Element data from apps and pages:
----
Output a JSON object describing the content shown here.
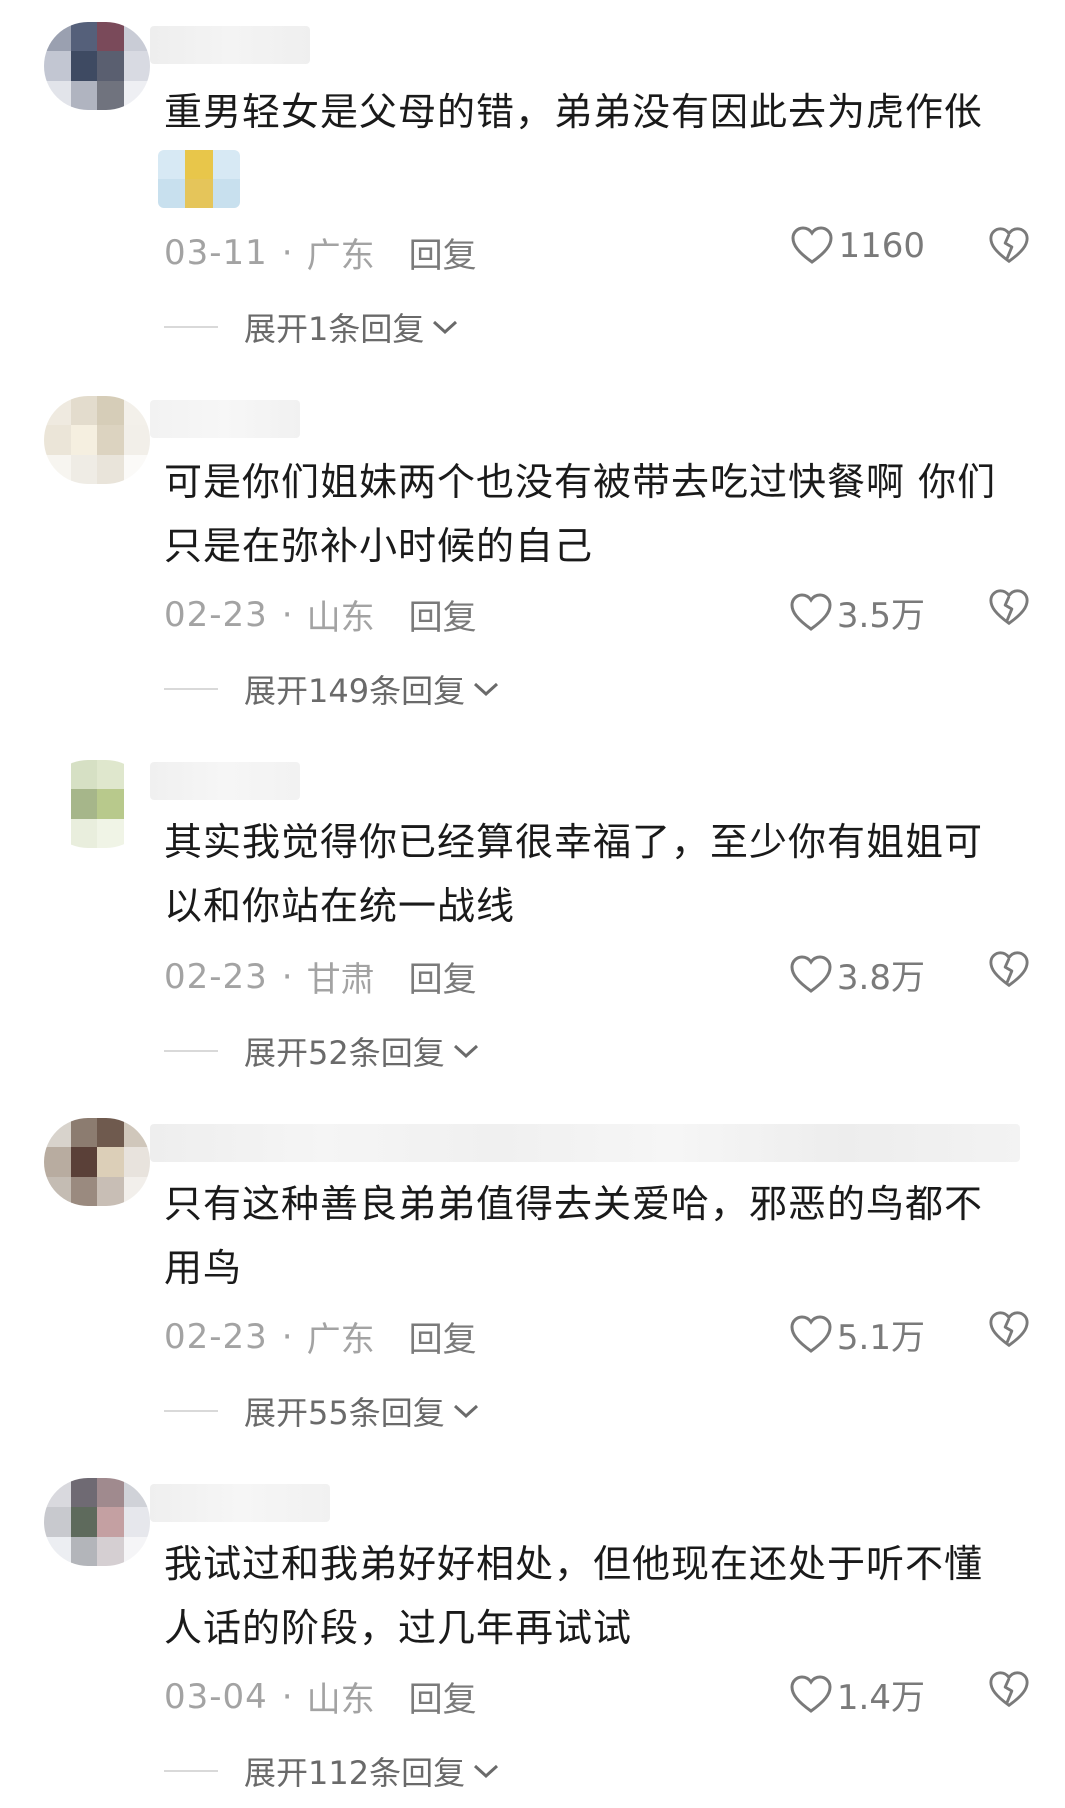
{
  "comments": [
    {
      "text": "重男轻女是父母的错，弟弟没有因此去为虎作伥",
      "date": "03-11",
      "dot": "·",
      "location": "广东",
      "reply_label": "回复",
      "likes": "1160",
      "expand_label": "展开1条回复",
      "avatar_colors": [
        "#9aa0b0",
        "#55607a",
        "#7a4a5a",
        "#c9ccd6",
        "#c2c6d2",
        "#3e4a62",
        "#5a5f70",
        "#d8dae2",
        "#e2e4ea",
        "#b0b4c0",
        "#70737e",
        "#eeeff3"
      ]
    },
    {
      "text": "可是你们姐妹两个也没有被带去吃过快餐啊 你们\n只是在弥补小时候的自己",
      "date": "02-23",
      "dot": "·",
      "location": "山东",
      "reply_label": "回复",
      "likes": "3.5万",
      "expand_label": "展开149条回复",
      "avatar_colors": [
        "#efeae0",
        "#e3dccd",
        "#d6cdb8",
        "#f3f0ea",
        "#ebe5d8",
        "#f5efe0",
        "#dcd3c0",
        "#f2efe9",
        "#f7f5f0",
        "#efece5",
        "#e9e4da",
        "#fbfaf8"
      ]
    },
    {
      "text": "其实我觉得你已经算很幸福了，至少你有姐姐可\n以和你站在统一战线",
      "date": "02-23",
      "dot": "·",
      "location": "甘肃",
      "reply_label": "回复",
      "likes": "3.8万",
      "expand_label": "展开52条回复",
      "avatar_colors": [
        "#ffffff",
        "#d6e0c4",
        "#dfe7cd",
        "#ffffff",
        "#ffffff",
        "#a6b68a",
        "#b8c98c",
        "#ffffff",
        "#ffffff",
        "#e9eedd",
        "#f0f4e6",
        "#ffffff"
      ]
    },
    {
      "text": "只有这种善良弟弟值得去关爱哈，邪恶的鸟都不\n用鸟",
      "date": "02-23",
      "dot": "·",
      "location": "广东",
      "reply_label": "回复",
      "likes": "5.1万",
      "expand_label": "展开55条回复",
      "avatar_colors": [
        "#d8d3cc",
        "#8c7c70",
        "#6f5a4e",
        "#d0c7bb",
        "#b8aca0",
        "#5a4038",
        "#dccfb8",
        "#e8e3dd",
        "#c4bcb3",
        "#9a8a7f",
        "#c8beb5",
        "#f2efeb"
      ]
    },
    {
      "text": "我试过和我弟好好相处，但他现在还处于听不懂\n人话的阶段，过几年再试试",
      "date": "03-04",
      "dot": "·",
      "location": "山东",
      "reply_label": "回复",
      "likes": "1.4万",
      "expand_label": "展开112条回复",
      "avatar_colors": [
        "#d9d9de",
        "#6f6a73",
        "#a08a8e",
        "#d0d2d8",
        "#c8c9ce",
        "#5e6a5c",
        "#c4a0a2",
        "#e6e7ec",
        "#eceef2",
        "#b3b5ba",
        "#d5cfd2",
        "#f5f5f7"
      ]
    }
  ],
  "emoji_colors": [
    "#d7e9f4",
    "#e8c64a",
    "#d7e9f4",
    "#c8e0ee",
    "#e5c55a",
    "#c8e0ee"
  ]
}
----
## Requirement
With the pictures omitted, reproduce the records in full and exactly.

## Result of the exercise
Output a JSON object describing the content shown here.
{
  "comments": [
    {
      "text": "重男轻女是父母的错，弟弟没有因此去为虎作伥",
      "date": "03-11",
      "dot": "·",
      "location": "广东",
      "reply_label": "回复",
      "likes": "1160",
      "expand_label": "展开1条回复",
      "avatar_colors": [
        "#9aa0b0",
        "#55607a",
        "#7a4a5a",
        "#c9ccd6",
        "#c2c6d2",
        "#3e4a62",
        "#5a5f70",
        "#d8dae2",
        "#e2e4ea",
        "#b0b4c0",
        "#70737e",
        "#eeeff3"
      ]
    },
    {
      "text": "可是你们姐妹两个也没有被带去吃过快餐啊 你们\n只是在弥补小时候的自己",
      "date": "02-23",
      "dot": "·",
      "location": "山东",
      "reply_label": "回复",
      "likes": "3.5万",
      "expand_label": "展开149条回复",
      "avatar_colors": [
        "#efeae0",
        "#e3dccd",
        "#d6cdb8",
        "#f3f0ea",
        "#ebe5d8",
        "#f5efe0",
        "#dcd3c0",
        "#f2efe9",
        "#f7f5f0",
        "#efece5",
        "#e9e4da",
        "#fbfaf8"
      ]
    },
    {
      "text": "其实我觉得你已经算很幸福了，至少你有姐姐可\n以和你站在统一战线",
      "date": "02-23",
      "dot": "·",
      "location": "甘肃",
      "reply_label": "回复",
      "likes": "3.8万",
      "expand_label": "展开52条回复",
      "avatar_colors": [
        "#ffffff",
        "#d6e0c4",
        "#dfe7cd",
        "#ffffff",
        "#ffffff",
        "#a6b68a",
        "#b8c98c",
        "#ffffff",
        "#ffffff",
        "#e9eedd",
        "#f0f4e6",
        "#ffffff"
      ]
    },
    {
      "text": "只有这种善良弟弟值得去关爱哈，邪恶的鸟都不\n用鸟",
      "date": "02-23",
      "dot": "·",
      "location": "广东",
      "reply_label": "回复",
      "likes": "5.1万",
      "expand_label": "展开55条回复",
      "avatar_colors": [
        "#d8d3cc",
        "#8c7c70",
        "#6f5a4e",
        "#d0c7bb",
        "#b8aca0",
        "#5a4038",
        "#dccfb8",
        "#e8e3dd",
        "#c4bcb3",
        "#9a8a7f",
        "#c8beb5",
        "#f2efeb"
      ]
    },
    {
      "text": "我试过和我弟好好相处，但他现在还处于听不懂\n人话的阶段，过几年再试试",
      "date": "03-04",
      "dot": "·",
      "location": "山东",
      "reply_label": "回复",
      "likes": "1.4万",
      "expand_label": "展开112条回复",
      "avatar_colors": [
        "#d9d9de",
        "#6f6a73",
        "#a08a8e",
        "#d0d2d8",
        "#c8c9ce",
        "#5e6a5c",
        "#c4a0a2",
        "#e6e7ec",
        "#eceef2",
        "#b3b5ba",
        "#d5cfd2",
        "#f5f5f7"
      ]
    }
  ],
  "emoji_colors": [
    "#d7e9f4",
    "#e8c64a",
    "#d7e9f4",
    "#c8e0ee",
    "#e5c55a",
    "#c8e0ee"
  ]
}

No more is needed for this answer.